Entries provided:
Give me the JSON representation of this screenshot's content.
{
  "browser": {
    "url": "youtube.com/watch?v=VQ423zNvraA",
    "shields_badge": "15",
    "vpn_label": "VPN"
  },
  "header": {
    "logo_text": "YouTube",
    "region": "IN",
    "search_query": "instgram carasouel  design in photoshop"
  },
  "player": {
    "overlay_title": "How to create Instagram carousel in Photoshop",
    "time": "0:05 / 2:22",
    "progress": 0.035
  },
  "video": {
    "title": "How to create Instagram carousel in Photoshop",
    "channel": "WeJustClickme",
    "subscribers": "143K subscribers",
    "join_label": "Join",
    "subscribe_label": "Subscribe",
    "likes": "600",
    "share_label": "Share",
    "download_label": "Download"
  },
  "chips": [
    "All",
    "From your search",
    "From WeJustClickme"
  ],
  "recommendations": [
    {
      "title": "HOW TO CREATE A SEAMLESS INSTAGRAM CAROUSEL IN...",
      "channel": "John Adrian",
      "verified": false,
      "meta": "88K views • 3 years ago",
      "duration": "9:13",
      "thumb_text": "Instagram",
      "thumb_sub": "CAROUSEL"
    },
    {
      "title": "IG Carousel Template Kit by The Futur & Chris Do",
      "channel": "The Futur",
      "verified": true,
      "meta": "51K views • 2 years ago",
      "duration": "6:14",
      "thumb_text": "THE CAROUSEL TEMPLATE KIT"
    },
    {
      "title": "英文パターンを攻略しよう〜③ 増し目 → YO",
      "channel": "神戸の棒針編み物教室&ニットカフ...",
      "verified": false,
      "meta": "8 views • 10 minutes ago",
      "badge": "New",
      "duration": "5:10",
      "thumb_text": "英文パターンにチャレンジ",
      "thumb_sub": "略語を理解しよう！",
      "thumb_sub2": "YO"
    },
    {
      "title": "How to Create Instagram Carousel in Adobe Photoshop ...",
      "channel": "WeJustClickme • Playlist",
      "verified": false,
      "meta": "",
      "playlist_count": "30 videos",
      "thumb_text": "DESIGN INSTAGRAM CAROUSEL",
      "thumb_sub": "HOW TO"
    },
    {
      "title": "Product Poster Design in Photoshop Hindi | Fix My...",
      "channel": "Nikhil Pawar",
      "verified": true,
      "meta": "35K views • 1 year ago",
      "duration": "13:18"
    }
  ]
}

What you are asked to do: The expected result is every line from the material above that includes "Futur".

Response:
      "title": "IG Carousel Template Kit by The Futur & Chris Do",
      "channel": "The Futur",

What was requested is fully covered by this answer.